▶ _Material provided_:
* * * * * * *

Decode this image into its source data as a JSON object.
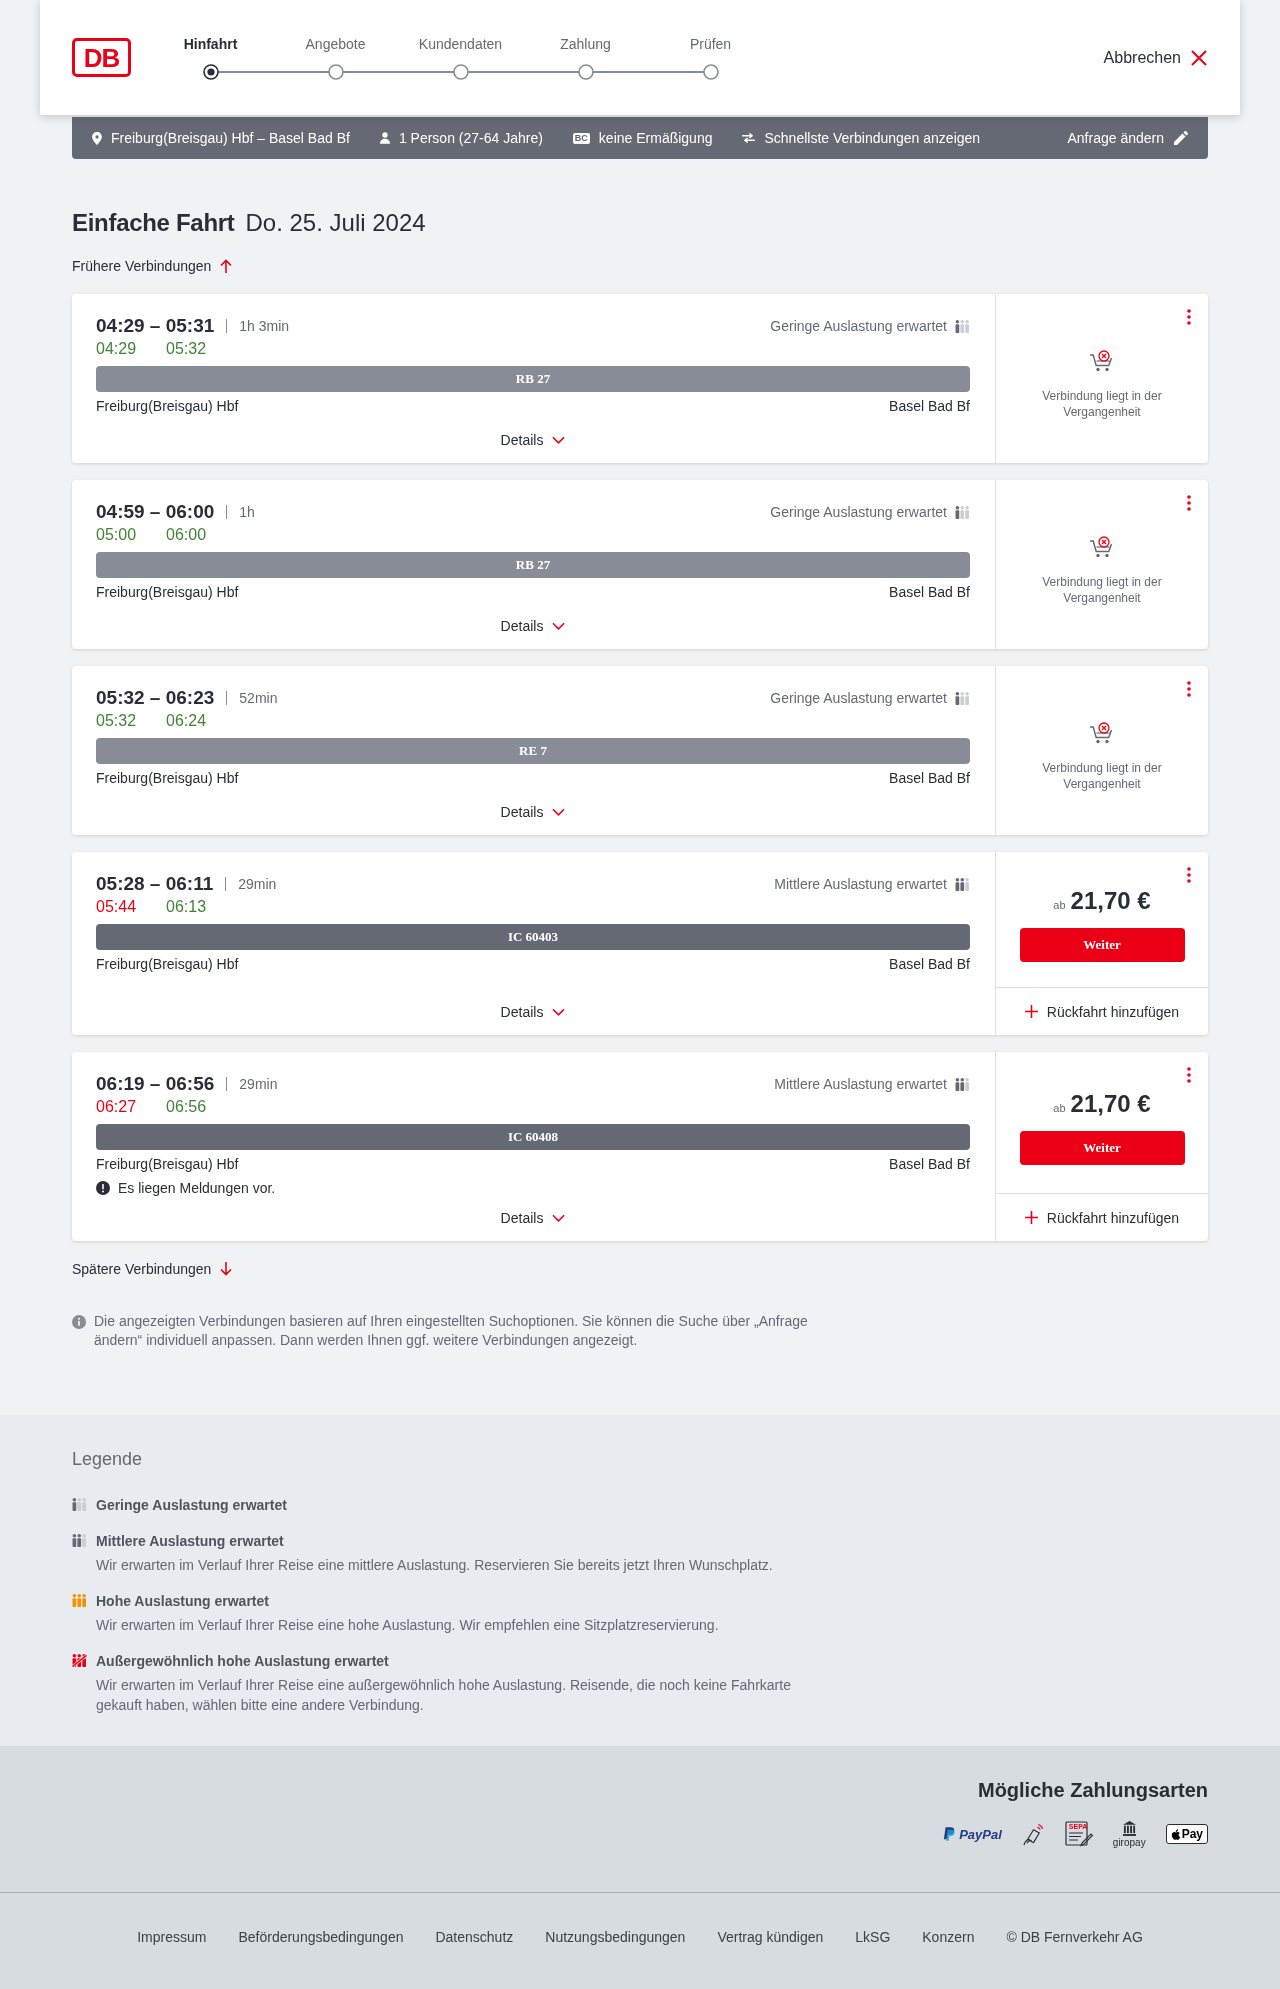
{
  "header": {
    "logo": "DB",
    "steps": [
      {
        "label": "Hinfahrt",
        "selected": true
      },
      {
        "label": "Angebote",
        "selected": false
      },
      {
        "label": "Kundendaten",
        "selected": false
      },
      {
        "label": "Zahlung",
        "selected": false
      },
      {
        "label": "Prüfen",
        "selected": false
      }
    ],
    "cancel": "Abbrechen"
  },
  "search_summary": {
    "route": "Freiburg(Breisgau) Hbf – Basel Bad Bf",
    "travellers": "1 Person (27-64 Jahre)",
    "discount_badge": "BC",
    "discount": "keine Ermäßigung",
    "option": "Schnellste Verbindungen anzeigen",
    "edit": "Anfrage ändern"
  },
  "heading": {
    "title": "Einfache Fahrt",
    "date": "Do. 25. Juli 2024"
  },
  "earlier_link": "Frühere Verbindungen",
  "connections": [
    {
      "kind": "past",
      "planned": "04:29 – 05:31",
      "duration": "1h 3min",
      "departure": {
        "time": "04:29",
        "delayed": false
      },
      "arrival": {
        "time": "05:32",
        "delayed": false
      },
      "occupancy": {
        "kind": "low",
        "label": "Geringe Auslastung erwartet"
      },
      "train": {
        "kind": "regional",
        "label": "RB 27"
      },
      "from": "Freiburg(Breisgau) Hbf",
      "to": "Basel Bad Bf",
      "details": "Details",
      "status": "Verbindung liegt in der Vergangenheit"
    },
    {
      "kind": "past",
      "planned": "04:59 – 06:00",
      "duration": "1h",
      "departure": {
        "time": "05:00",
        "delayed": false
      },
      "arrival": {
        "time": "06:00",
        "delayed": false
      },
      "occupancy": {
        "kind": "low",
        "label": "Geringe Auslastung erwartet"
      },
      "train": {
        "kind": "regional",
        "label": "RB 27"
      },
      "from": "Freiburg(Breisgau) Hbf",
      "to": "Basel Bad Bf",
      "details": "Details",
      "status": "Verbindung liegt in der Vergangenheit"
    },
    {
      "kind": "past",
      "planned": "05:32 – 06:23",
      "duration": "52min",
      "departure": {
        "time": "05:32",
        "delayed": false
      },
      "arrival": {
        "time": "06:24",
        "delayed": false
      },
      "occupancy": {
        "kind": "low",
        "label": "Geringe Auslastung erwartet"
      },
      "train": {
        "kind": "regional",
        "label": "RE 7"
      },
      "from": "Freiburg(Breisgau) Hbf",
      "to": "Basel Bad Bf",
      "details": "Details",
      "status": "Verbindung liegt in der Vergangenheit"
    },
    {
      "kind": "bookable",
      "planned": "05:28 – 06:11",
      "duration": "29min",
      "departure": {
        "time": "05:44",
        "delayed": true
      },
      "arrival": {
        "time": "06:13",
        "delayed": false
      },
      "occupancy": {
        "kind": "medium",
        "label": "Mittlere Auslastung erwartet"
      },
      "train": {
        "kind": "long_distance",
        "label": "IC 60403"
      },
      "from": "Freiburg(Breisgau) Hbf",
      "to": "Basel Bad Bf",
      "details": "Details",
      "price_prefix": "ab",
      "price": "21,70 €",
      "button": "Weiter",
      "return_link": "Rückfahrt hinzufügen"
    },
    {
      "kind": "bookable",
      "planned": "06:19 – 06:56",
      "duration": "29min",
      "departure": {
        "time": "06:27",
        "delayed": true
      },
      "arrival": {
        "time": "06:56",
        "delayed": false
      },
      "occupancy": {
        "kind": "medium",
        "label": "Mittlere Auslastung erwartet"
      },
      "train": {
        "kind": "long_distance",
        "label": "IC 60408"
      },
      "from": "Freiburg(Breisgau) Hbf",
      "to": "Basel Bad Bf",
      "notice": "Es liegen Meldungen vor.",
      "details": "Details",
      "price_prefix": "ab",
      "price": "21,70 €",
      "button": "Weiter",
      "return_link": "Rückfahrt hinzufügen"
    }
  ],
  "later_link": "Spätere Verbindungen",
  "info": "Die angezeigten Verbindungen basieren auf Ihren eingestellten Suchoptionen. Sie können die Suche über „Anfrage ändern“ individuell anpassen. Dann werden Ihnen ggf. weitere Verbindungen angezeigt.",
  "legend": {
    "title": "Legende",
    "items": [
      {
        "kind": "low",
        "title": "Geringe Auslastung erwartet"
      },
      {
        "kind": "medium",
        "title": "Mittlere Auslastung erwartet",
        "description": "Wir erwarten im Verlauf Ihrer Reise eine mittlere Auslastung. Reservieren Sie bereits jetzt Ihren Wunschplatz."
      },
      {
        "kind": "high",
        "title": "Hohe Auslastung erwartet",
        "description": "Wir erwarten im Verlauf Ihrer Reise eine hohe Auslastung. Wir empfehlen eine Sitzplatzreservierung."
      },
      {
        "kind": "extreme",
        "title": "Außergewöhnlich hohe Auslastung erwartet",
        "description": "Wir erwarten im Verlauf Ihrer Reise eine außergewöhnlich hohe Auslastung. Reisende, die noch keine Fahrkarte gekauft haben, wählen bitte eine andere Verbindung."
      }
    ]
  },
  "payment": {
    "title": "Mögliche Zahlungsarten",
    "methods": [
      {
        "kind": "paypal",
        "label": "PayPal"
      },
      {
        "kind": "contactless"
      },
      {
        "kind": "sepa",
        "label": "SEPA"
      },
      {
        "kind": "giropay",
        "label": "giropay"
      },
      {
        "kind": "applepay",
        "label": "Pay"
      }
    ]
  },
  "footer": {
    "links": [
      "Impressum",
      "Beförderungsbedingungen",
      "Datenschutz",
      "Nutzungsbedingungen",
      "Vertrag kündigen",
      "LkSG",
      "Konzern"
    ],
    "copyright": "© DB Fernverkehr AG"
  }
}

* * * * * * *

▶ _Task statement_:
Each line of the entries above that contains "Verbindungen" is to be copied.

▶ _Task response_:
    "option": "Schnellste Verbindungen anzeigen",
  "earlier_link": "Frühere Verbindungen",
  "later_link": "Spätere Verbindungen",
  "info": "Die angezeigten Verbindungen basieren auf Ihren eingestellten Suchoptionen. Sie können die Suche über „Anfrage ändern“ individuell anpassen. Dann werden Ihnen ggf. weitere Verbindungen angezeigt.",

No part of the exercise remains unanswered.